Exercise objective:
Among the entries that follow, how many lines contain the string "white"? Write the number alone.

Recorded data
-- Opening Marker --

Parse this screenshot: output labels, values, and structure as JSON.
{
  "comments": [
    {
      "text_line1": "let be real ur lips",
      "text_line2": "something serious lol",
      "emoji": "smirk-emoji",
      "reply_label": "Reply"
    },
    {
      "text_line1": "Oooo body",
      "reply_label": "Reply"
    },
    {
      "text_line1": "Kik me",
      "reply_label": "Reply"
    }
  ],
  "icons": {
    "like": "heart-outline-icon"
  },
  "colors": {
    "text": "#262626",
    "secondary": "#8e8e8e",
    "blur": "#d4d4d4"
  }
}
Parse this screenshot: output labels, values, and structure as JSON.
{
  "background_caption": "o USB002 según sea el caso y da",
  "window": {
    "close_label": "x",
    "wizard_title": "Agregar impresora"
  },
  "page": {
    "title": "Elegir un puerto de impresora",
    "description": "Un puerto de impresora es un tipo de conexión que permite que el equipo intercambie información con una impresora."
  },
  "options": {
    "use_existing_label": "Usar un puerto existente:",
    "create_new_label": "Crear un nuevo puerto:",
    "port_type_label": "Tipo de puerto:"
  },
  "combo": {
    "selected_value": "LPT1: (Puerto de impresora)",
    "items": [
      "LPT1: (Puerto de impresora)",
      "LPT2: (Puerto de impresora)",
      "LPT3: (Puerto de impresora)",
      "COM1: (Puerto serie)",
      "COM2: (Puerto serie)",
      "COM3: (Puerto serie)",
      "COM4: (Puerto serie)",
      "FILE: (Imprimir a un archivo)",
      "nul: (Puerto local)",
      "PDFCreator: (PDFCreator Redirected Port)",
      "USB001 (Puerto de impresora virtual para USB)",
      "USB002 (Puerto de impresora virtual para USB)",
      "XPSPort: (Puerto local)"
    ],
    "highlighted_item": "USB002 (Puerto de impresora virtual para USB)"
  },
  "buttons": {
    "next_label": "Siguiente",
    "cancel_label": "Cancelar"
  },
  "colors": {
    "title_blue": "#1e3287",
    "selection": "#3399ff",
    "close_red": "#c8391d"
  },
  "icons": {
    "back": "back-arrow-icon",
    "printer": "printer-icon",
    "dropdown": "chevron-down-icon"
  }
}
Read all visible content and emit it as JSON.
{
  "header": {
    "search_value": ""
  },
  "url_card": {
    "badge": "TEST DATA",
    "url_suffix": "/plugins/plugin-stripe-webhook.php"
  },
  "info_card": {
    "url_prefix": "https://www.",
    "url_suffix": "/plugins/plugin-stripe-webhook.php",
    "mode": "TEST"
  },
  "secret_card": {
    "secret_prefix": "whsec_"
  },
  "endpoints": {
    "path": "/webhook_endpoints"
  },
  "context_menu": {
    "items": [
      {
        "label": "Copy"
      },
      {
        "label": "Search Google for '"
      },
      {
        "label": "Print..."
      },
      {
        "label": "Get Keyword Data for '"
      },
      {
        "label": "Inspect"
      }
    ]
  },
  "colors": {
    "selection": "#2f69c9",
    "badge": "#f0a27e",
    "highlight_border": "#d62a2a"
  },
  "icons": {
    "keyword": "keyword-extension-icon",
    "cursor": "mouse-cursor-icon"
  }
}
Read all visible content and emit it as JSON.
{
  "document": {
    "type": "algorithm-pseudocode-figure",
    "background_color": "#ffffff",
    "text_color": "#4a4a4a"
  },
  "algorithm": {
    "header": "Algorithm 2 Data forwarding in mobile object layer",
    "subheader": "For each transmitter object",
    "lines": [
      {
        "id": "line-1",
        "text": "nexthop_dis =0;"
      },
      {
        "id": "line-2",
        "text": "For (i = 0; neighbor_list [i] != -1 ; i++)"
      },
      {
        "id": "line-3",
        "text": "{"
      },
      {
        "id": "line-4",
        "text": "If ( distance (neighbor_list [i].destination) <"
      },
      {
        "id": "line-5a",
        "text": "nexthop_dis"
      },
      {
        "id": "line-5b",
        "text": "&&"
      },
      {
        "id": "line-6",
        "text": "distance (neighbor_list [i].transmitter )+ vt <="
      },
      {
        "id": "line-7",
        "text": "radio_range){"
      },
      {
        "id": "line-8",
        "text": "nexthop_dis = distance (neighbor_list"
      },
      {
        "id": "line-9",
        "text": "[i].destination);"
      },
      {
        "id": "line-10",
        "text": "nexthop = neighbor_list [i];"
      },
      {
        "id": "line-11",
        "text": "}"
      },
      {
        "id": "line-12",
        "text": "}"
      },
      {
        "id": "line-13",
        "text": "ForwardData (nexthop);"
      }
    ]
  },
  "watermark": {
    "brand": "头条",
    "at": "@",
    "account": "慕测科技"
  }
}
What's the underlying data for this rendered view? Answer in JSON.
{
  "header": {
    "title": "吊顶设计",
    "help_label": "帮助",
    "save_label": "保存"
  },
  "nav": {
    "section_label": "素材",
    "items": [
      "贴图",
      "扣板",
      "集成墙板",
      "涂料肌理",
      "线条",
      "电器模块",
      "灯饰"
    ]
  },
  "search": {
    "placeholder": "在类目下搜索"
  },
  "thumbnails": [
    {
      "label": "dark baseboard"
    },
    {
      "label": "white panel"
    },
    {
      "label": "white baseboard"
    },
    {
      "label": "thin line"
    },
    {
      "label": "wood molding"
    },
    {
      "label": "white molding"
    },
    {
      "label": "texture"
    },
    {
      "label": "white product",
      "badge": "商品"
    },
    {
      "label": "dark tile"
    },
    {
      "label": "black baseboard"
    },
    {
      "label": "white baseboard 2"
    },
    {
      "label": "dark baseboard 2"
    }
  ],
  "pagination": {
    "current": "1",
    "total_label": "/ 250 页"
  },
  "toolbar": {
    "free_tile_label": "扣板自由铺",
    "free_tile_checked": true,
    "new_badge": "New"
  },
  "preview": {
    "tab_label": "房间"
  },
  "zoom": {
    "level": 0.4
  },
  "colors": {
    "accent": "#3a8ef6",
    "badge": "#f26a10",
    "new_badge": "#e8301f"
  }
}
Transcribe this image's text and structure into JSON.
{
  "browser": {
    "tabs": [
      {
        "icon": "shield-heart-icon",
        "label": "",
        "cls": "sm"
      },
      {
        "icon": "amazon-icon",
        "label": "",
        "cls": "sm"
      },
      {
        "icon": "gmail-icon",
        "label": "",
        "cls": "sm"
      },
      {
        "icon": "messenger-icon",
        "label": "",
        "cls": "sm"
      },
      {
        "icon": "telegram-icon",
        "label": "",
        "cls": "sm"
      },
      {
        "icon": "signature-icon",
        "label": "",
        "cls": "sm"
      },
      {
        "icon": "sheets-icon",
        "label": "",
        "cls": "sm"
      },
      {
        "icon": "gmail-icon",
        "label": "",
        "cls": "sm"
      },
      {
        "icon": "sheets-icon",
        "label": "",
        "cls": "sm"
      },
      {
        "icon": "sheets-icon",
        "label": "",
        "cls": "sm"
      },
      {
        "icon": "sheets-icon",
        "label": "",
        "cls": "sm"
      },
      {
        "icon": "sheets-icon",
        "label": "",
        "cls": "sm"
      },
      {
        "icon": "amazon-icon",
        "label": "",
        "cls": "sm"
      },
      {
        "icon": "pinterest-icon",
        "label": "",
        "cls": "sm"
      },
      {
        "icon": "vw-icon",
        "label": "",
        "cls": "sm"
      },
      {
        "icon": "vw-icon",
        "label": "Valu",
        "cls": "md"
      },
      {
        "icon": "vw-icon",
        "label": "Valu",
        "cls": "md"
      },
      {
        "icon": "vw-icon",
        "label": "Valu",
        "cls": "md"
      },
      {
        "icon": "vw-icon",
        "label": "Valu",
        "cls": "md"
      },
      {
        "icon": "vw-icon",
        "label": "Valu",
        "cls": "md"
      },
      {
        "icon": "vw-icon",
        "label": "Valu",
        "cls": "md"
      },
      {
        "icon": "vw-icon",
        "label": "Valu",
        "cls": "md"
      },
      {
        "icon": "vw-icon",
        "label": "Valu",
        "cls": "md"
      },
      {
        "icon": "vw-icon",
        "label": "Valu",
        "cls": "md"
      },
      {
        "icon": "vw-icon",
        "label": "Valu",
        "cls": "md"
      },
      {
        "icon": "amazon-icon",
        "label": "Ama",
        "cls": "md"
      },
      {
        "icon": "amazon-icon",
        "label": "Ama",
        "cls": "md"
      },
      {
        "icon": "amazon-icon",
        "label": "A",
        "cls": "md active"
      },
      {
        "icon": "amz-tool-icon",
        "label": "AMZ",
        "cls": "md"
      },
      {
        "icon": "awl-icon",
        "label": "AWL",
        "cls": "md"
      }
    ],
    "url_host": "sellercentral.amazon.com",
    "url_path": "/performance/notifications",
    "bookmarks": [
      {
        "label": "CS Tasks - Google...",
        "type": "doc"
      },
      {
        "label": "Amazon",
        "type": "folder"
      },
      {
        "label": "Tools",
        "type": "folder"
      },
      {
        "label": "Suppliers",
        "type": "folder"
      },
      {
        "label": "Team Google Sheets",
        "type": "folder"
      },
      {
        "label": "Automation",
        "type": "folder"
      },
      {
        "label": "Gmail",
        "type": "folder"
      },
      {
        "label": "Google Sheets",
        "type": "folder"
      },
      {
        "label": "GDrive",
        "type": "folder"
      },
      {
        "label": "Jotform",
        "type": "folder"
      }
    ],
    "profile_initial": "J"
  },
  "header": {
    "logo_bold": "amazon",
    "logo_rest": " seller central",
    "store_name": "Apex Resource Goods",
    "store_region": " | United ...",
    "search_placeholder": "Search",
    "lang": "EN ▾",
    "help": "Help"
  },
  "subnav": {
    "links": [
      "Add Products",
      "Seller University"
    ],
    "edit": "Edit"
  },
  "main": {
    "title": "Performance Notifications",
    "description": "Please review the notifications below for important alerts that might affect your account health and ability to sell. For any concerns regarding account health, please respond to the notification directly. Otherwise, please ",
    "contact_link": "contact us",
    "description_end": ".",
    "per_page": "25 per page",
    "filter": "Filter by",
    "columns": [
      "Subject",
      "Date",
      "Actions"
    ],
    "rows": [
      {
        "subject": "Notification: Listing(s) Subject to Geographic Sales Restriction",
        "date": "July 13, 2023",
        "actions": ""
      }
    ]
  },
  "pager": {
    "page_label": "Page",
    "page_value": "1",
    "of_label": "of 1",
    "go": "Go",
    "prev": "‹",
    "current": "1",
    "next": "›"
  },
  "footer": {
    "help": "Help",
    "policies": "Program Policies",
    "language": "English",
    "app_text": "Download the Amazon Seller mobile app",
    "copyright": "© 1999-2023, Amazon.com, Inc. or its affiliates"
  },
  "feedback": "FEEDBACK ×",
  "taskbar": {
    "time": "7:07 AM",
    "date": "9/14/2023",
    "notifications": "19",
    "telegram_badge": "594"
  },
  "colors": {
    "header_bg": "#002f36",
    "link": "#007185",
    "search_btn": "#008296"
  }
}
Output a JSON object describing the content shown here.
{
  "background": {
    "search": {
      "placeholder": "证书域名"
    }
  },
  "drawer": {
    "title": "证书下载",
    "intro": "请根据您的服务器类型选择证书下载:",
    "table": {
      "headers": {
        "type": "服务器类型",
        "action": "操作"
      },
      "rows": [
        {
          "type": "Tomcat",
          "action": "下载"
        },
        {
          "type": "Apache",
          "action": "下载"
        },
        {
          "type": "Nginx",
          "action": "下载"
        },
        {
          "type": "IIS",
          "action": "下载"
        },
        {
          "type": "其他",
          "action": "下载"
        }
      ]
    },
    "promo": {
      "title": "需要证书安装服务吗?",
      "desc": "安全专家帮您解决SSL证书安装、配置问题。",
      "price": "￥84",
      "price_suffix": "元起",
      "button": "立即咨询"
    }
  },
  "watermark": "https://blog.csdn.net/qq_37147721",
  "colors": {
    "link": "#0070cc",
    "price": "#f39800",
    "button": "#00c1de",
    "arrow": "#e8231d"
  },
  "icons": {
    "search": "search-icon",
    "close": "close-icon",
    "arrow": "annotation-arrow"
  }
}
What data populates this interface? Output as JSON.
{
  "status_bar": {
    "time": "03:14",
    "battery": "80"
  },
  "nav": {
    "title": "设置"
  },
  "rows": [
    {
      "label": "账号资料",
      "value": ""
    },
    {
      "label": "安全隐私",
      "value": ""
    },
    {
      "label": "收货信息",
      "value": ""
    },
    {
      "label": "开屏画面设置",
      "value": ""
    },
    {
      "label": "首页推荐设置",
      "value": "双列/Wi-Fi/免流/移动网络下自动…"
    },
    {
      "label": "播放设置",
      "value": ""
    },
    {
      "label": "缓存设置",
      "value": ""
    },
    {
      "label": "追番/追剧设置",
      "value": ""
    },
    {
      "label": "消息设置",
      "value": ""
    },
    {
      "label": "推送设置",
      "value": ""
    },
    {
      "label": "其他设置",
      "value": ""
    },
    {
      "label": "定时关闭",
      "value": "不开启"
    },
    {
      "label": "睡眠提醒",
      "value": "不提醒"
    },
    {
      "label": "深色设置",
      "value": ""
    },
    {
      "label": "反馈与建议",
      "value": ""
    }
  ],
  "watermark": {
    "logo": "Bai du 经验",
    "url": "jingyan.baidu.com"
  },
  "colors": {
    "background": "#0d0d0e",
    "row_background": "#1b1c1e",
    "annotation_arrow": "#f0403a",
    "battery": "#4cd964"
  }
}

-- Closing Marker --

The answer:
5